[[ Excerpted data, beginning ]]

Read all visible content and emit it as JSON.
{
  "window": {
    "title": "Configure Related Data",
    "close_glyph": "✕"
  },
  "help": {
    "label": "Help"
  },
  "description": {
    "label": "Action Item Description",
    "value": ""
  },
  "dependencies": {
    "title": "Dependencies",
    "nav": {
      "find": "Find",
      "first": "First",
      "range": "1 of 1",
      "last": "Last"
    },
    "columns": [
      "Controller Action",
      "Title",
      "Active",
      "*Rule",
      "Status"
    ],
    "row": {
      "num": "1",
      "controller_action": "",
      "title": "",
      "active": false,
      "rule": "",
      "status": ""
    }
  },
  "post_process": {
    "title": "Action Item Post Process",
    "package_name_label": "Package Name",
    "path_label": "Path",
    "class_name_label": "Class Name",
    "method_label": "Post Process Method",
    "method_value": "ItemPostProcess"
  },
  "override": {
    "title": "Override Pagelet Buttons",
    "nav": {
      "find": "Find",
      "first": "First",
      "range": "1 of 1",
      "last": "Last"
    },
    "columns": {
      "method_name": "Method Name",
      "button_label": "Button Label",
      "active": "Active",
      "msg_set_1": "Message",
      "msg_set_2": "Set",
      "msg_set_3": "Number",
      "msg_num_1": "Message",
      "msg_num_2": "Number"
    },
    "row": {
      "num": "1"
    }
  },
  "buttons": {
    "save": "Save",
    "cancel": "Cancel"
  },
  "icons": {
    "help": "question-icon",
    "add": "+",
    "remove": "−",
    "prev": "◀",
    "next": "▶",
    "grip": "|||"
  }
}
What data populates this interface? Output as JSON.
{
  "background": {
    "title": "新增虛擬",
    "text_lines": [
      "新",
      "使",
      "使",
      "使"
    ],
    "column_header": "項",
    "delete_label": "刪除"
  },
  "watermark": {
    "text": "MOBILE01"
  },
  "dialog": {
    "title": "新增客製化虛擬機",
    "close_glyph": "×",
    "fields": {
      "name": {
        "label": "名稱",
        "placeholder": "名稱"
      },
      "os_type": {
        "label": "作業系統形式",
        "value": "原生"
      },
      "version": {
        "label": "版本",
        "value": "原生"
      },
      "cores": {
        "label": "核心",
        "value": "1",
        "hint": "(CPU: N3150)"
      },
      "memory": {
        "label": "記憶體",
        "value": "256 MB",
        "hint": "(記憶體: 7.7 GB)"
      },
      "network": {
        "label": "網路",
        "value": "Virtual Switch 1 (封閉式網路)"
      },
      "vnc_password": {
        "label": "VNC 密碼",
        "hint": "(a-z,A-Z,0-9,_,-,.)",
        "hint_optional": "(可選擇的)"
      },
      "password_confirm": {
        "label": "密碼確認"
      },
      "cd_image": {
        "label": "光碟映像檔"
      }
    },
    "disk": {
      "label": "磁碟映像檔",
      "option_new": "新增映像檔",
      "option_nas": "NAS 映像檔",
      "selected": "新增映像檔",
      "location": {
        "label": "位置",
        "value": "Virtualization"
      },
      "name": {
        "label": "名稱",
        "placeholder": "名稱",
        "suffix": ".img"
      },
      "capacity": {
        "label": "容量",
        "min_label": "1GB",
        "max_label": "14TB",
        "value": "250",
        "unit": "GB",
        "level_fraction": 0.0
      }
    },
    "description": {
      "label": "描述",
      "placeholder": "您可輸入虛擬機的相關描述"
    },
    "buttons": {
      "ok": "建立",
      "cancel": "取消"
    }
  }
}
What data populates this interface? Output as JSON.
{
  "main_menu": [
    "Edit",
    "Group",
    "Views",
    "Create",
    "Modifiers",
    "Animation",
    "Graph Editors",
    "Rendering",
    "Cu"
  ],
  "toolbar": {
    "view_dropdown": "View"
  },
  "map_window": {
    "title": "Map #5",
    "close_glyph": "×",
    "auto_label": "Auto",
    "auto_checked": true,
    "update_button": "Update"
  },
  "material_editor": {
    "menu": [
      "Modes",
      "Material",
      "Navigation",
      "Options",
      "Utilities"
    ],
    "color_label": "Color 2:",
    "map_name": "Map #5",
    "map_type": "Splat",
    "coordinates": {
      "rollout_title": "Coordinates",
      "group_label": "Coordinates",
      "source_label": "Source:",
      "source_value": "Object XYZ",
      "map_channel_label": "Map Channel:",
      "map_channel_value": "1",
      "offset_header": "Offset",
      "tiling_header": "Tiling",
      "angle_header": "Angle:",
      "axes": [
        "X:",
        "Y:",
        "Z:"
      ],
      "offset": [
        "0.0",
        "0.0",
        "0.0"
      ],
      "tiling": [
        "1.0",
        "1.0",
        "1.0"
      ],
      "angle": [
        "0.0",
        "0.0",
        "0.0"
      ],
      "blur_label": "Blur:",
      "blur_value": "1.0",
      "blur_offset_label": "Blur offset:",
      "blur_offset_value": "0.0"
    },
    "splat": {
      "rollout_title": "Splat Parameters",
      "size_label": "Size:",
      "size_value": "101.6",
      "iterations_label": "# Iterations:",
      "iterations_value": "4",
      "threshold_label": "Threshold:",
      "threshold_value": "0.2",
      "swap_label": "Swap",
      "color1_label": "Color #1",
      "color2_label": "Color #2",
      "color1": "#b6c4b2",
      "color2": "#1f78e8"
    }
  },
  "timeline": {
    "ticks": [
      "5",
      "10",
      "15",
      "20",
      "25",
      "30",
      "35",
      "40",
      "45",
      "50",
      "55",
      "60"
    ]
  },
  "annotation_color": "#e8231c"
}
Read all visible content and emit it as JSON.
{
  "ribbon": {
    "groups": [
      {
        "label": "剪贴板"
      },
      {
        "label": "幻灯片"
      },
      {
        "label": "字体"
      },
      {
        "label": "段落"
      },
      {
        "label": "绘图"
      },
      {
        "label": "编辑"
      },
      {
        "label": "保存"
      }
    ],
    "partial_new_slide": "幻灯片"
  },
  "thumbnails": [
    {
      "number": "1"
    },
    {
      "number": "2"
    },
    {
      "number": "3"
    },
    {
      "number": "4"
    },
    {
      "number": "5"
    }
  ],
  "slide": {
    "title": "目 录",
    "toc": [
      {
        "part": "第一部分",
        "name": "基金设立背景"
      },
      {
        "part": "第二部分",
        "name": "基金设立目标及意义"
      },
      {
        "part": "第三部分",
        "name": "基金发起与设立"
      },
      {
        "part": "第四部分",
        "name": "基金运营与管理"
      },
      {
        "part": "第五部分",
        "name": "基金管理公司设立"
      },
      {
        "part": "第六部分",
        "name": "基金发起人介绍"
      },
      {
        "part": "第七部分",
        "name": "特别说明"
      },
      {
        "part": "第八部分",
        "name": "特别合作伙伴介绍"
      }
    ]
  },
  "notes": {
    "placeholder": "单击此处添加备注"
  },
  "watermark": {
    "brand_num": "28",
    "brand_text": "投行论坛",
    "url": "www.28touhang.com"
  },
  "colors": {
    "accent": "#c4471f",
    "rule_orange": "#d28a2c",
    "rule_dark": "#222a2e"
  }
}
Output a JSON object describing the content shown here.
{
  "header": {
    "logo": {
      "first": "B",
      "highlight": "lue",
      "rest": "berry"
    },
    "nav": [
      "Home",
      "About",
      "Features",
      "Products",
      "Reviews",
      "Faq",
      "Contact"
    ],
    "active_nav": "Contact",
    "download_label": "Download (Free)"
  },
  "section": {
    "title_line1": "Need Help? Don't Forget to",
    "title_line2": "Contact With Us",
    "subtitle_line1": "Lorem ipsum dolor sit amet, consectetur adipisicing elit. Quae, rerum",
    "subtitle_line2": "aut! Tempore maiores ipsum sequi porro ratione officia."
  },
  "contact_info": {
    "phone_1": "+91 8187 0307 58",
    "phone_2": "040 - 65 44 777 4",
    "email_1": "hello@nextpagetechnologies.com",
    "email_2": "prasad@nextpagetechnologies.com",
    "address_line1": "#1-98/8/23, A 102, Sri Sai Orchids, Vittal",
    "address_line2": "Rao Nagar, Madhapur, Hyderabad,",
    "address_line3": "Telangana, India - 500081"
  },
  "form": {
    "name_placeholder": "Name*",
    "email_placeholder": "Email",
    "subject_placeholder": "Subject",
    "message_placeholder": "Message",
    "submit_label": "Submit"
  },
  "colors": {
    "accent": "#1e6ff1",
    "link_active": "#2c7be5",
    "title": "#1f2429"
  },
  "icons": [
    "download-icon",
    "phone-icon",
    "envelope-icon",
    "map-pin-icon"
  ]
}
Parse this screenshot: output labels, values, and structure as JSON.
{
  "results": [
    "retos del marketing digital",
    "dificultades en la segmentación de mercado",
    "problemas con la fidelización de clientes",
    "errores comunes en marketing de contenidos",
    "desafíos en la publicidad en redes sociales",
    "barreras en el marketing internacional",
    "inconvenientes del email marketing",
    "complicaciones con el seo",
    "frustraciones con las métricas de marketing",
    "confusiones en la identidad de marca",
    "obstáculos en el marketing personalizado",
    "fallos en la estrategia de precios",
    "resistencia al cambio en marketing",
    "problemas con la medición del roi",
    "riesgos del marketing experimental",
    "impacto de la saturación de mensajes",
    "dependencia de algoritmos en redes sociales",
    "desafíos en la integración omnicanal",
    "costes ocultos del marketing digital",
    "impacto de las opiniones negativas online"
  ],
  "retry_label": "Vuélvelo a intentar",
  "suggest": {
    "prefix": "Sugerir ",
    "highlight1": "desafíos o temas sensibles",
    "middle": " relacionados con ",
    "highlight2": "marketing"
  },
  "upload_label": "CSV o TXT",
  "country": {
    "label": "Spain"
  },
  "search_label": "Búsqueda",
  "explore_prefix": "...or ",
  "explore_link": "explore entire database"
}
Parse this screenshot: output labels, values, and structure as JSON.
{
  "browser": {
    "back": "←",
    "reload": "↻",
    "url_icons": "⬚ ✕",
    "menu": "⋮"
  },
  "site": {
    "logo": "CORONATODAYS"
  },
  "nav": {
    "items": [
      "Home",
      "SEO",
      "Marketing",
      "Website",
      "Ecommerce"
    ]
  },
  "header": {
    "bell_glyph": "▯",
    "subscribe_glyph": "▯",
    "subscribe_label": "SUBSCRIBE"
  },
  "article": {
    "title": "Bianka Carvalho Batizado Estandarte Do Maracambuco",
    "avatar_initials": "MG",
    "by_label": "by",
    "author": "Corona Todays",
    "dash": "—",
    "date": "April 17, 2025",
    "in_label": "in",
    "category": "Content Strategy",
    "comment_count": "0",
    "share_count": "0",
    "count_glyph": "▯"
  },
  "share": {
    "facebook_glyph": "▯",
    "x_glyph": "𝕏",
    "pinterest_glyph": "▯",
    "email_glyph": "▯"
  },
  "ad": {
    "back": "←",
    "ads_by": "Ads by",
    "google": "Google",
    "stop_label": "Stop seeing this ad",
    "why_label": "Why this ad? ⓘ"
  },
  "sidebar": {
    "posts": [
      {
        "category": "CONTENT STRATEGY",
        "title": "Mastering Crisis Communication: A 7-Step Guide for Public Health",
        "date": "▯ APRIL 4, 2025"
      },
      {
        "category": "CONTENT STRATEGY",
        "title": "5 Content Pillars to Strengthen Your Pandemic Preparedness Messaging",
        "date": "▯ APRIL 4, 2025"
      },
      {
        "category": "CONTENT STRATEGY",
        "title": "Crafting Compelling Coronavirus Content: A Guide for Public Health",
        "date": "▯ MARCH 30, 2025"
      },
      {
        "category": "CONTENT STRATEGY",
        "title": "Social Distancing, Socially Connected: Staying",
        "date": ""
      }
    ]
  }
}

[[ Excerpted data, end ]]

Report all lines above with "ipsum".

_Answer below_
    "subtitle_line1": "Lorem ipsum dolor sit amet, consectetur adipisicing elit. Quae, rerum",
    "subtitle_line2": "aut! Tempore maiores ipsum sequi porro ratione officia."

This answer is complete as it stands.